**WHAT THE EXERCISE ASKS:**
Which lines of the data below hold "Query"? Copy each of them.
#####
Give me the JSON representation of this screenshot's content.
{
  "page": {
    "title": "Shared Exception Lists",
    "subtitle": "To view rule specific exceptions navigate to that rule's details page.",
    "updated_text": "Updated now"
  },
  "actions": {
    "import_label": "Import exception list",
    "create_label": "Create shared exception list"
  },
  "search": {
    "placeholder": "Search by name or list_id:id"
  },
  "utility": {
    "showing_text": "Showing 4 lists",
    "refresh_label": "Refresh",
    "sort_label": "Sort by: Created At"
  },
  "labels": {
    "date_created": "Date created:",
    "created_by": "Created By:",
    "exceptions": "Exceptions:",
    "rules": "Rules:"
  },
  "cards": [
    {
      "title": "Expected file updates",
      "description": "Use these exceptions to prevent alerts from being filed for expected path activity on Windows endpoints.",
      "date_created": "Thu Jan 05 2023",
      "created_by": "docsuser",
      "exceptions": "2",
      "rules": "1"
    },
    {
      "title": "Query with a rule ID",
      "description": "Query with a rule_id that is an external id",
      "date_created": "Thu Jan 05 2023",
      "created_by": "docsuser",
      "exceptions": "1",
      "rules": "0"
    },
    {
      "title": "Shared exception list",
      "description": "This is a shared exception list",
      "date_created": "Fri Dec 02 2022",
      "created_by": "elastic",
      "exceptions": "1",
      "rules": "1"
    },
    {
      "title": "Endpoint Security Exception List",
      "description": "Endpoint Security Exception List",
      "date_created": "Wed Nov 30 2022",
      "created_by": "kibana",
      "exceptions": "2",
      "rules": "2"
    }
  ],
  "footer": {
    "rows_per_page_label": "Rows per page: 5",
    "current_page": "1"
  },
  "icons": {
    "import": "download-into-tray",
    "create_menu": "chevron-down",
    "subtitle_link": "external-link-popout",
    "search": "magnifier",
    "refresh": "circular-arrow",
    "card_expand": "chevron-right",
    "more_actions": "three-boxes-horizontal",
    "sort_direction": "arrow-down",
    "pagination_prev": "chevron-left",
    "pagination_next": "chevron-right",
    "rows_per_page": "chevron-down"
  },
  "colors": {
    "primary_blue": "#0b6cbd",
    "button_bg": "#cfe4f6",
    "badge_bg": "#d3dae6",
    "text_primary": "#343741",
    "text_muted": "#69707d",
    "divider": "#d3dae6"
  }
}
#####
**FINISHED TASK:**
      "title": "Query with a rule ID",
      "description": "Query with a rule_id that is an external id",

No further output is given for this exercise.